Niall O’higgins, Senior Research, and Technical Specialist, ILO, explained the importance of digital services in job matching functions in public employment services.
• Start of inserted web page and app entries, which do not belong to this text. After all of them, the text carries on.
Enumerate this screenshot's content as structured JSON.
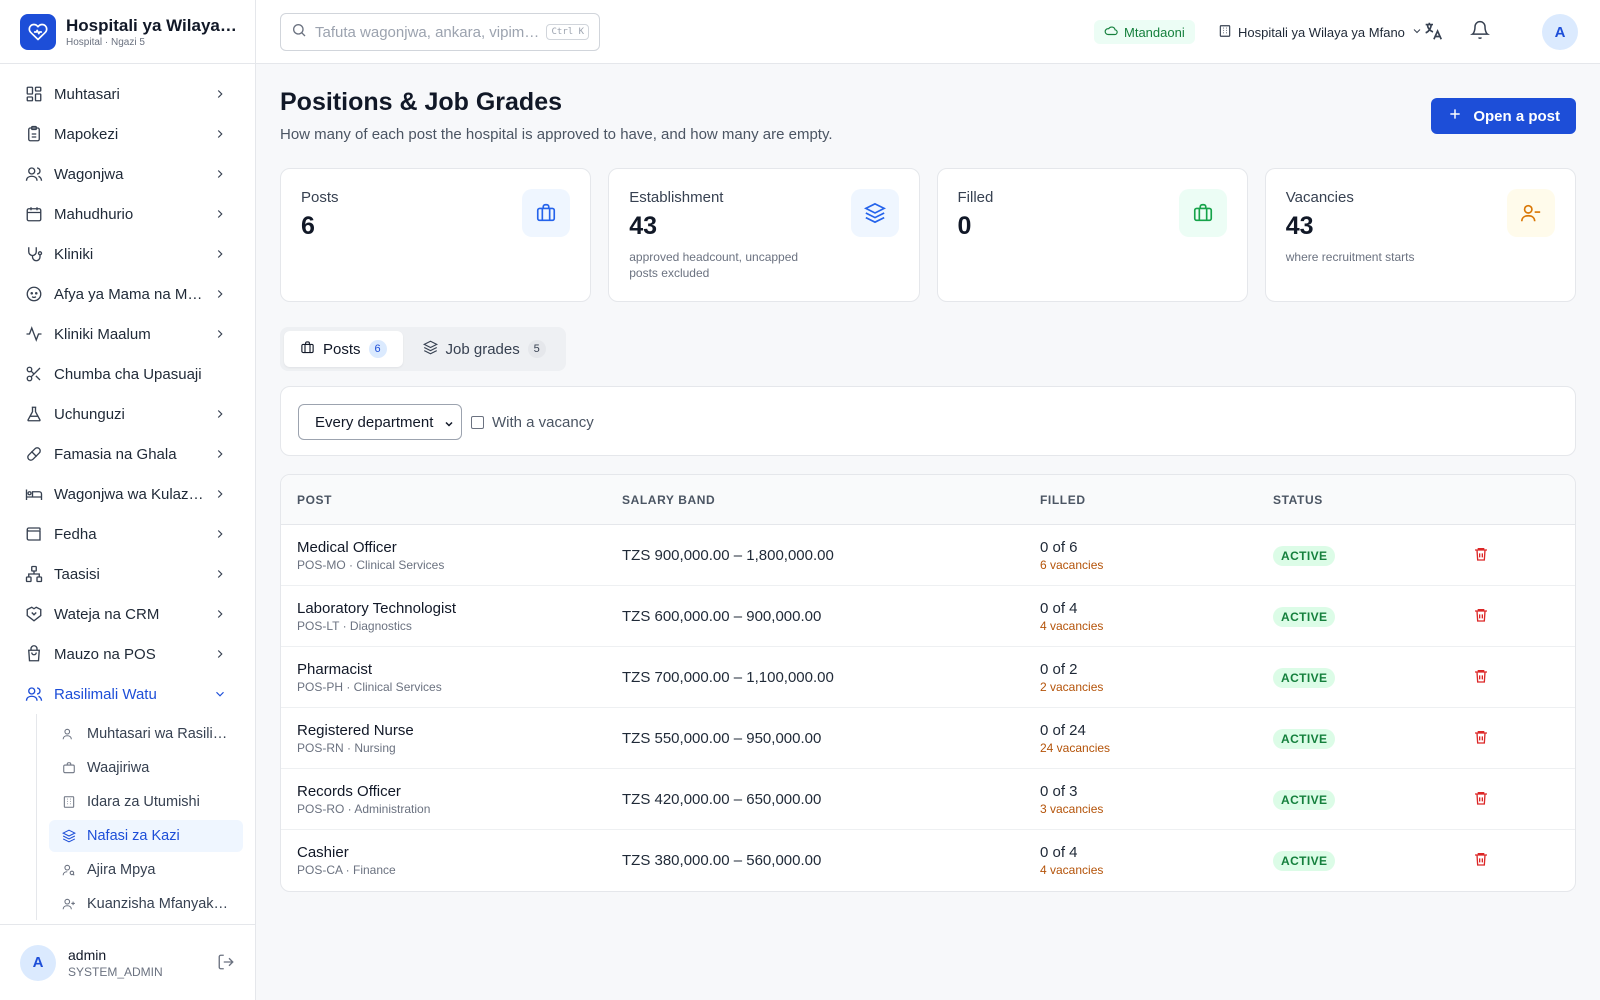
{
  "app": {
    "name": "Hospitali ya Wilaya ya Mfano",
    "subtitle": "Hospital · Ngazi 5",
    "colors": {
      "primary": "#1d4ed8",
      "success": "#15803d",
      "warning": "#b45309",
      "danger": "#dc2626"
    }
  },
  "topbar": {
    "search_placeholder": "Tafuta wagonjwa, ankara, vipimo...",
    "search_shortcut": "Ctrl K",
    "status": "Mtandaoni",
    "facility": "Hospitali ya Wilaya ya Mfano",
    "avatar_initial": "A"
  },
  "sidebar": {
    "items": [
      {
        "label": "Muhtasari",
        "icon": "dashboard-icon"
      },
      {
        "label": "Mapokezi",
        "icon": "clipboard-icon"
      },
      {
        "label": "Wagonjwa",
        "icon": "users-icon"
      },
      {
        "label": "Mahudhurio",
        "icon": "calendar-icon"
      },
      {
        "label": "Kliniki",
        "icon": "stethoscope-icon"
      },
      {
        "label": "Afya ya Mama na Mtoto",
        "icon": "baby-icon"
      },
      {
        "label": "Kliniki Maalum",
        "icon": "activity-icon"
      },
      {
        "label": "Chumba cha Upasuaji",
        "icon": "scissors-icon"
      },
      {
        "label": "Uchunguzi",
        "icon": "flask-icon"
      },
      {
        "label": "Famasia na Ghala",
        "icon": "pill-icon"
      },
      {
        "label": "Wagonjwa wa Kulazwa",
        "icon": "bed-icon"
      },
      {
        "label": "Fedha",
        "icon": "wallet-icon"
      },
      {
        "label": "Taasisi",
        "icon": "network-icon"
      },
      {
        "label": "Wateja na CRM",
        "icon": "handshake-icon"
      },
      {
        "label": "Mauzo na POS",
        "icon": "shopping-bag-icon"
      },
      {
        "label": "Rasilimali Watu",
        "icon": "users-icon"
      }
    ],
    "hr_subitems": [
      {
        "label": "Muhtasari wa Rasilimali Watu",
        "icon": "users-icon"
      },
      {
        "label": "Waajiriwa",
        "icon": "briefcase-icon"
      },
      {
        "label": "Idara za Utumishi",
        "icon": "building-icon"
      },
      {
        "label": "Nafasi za Kazi",
        "icon": "layers-icon"
      },
      {
        "label": "Ajira Mpya",
        "icon": "user-search-icon"
      },
      {
        "label": "Kuanzisha Mfanyakazi",
        "icon": "user-plus-icon"
      }
    ],
    "user": {
      "initial": "A",
      "name": "admin",
      "role": "SYSTEM_ADMIN"
    }
  },
  "page": {
    "title": "Positions & Job Grades",
    "subtitle": "How many of each post the hospital is approved to have, and how many are empty.",
    "open_button": "Open a post"
  },
  "stats": [
    {
      "label": "Posts",
      "value": "6",
      "note": "",
      "icon": "briefcase-icon"
    },
    {
      "label": "Establishment",
      "value": "43",
      "note": "approved headcount, uncapped posts excluded",
      "icon": "layers-icon"
    },
    {
      "label": "Filled",
      "value": "0",
      "note": "",
      "icon": "briefcase-icon"
    },
    {
      "label": "Vacancies",
      "value": "43",
      "note": "where recruitment starts",
      "icon": "user-minus-icon"
    }
  ],
  "tabs": [
    {
      "label": "Posts",
      "count": "6"
    },
    {
      "label": "Job grades",
      "count": "5"
    }
  ],
  "filters": {
    "department": "Every department",
    "vacancy_label": "With a vacancy"
  },
  "table": {
    "headers": {
      "post": "POST",
      "salary": "SALARY BAND",
      "filled": "FILLED",
      "status": "STATUS"
    },
    "rows": [
      {
        "name": "Medical Officer",
        "meta": "POS-MO · Clinical Services",
        "salary": "TZS 900,000.00 – 1,800,000.00",
        "filled": "0 of 6",
        "vacancies": "6 vacancies",
        "status": "ACTIVE"
      },
      {
        "name": "Laboratory Technologist",
        "meta": "POS-LT · Diagnostics",
        "salary": "TZS 600,000.00 – 900,000.00",
        "filled": "0 of 4",
        "vacancies": "4 vacancies",
        "status": "ACTIVE"
      },
      {
        "name": "Pharmacist",
        "meta": "POS-PH · Clinical Services",
        "salary": "TZS 700,000.00 – 1,100,000.00",
        "filled": "0 of 2",
        "vacancies": "2 vacancies",
        "status": "ACTIVE"
      },
      {
        "name": "Registered Nurse",
        "meta": "POS-RN · Nursing",
        "salary": "TZS 550,000.00 – 950,000.00",
        "filled": "0 of 24",
        "vacancies": "24 vacancies",
        "status": "ACTIVE"
      },
      {
        "name": "Records Officer",
        "meta": "POS-RO · Administration",
        "salary": "TZS 420,000.00 – 650,000.00",
        "filled": "0 of 3",
        "vacancies": "3 vacancies",
        "status": "ACTIVE"
      },
      {
        "name": "Cashier",
        "meta": "POS-CA · Finance",
        "salary": "TZS 380,000.00 – 560,000.00",
        "filled": "0 of 4",
        "vacancies": "4 vacancies",
        "status": "ACTIVE"
      }
    ]
  }
}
He emphasized, “Digital platforms and data services has accelerated the spread of information for more systematic and representative sampling.”
Paul Meyer, CEO, The Commons Project, then stressed the importance of public-private partnerships in realizing the true potential of data during crises. “Public-private partnerships would mobilize the true potential of data revolution and help in sharing knowledge across borders.” Following the panel discussion session, an open discussion was held where panelists answered questions asked by the audience.
The event was jointly organized by the Permanent Mission of Bangladesh to the United Nations, Aspire to Innovate (a2i), Bangladesh, The Federal Government of Somalia (FGS), United Nations Office for South-South Cooperation (UNOSSC), South-South Network for Public Service Innovation (SSN4PSI), United Nations Department of Economic and Social Affairs (UNDESA), United Nations Economic and Social Commission for Asia and the Pacific (UNESCAP), United Nations Development Programme (UNDP), International Labour Organization (ILO), Harvard T.H. Chan School of Public Health, Yale University, The Commons Project, Future of Work Lab Bangladesh.